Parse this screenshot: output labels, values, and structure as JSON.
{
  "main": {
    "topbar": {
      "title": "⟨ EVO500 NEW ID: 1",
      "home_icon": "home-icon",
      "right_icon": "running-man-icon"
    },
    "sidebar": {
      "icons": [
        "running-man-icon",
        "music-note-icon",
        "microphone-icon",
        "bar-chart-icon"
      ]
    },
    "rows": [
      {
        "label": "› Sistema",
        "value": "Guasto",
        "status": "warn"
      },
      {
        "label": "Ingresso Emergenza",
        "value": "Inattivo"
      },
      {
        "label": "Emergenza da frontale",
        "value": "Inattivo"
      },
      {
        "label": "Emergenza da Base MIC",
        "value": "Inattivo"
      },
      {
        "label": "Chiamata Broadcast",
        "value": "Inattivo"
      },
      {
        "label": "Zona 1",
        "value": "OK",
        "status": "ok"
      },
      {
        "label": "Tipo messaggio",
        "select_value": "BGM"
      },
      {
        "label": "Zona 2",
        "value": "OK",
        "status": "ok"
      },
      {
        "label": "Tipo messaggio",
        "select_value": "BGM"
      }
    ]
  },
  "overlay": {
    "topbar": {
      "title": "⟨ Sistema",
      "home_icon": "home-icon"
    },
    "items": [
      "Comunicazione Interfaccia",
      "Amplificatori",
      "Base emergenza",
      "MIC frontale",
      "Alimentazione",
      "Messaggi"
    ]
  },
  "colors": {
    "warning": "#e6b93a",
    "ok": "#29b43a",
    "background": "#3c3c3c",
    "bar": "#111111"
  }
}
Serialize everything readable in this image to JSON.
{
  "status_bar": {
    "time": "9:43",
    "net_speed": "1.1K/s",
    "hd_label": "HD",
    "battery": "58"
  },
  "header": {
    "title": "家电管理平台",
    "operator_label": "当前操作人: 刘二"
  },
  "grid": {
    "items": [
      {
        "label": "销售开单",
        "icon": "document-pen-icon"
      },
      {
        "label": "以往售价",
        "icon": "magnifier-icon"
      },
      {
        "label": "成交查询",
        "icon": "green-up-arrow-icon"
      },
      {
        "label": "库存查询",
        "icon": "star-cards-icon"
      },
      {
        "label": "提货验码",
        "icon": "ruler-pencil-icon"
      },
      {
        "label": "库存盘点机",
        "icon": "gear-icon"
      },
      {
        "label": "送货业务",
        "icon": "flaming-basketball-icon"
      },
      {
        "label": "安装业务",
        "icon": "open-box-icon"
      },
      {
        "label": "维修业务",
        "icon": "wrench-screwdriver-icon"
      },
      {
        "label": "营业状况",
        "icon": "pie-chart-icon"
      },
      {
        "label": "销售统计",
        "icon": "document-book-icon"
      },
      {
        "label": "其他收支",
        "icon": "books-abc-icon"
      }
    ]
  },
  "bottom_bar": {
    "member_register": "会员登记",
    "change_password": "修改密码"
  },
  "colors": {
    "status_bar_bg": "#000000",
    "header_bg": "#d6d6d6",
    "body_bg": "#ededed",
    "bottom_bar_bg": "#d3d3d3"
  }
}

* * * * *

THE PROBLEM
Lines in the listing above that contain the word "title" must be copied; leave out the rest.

ANSWER TO THIS PROBLEM
      "title": "⟨ EVO500 NEW ID: 1",
      "title": "⟨ Sistema",
    "title": "家电管理平台",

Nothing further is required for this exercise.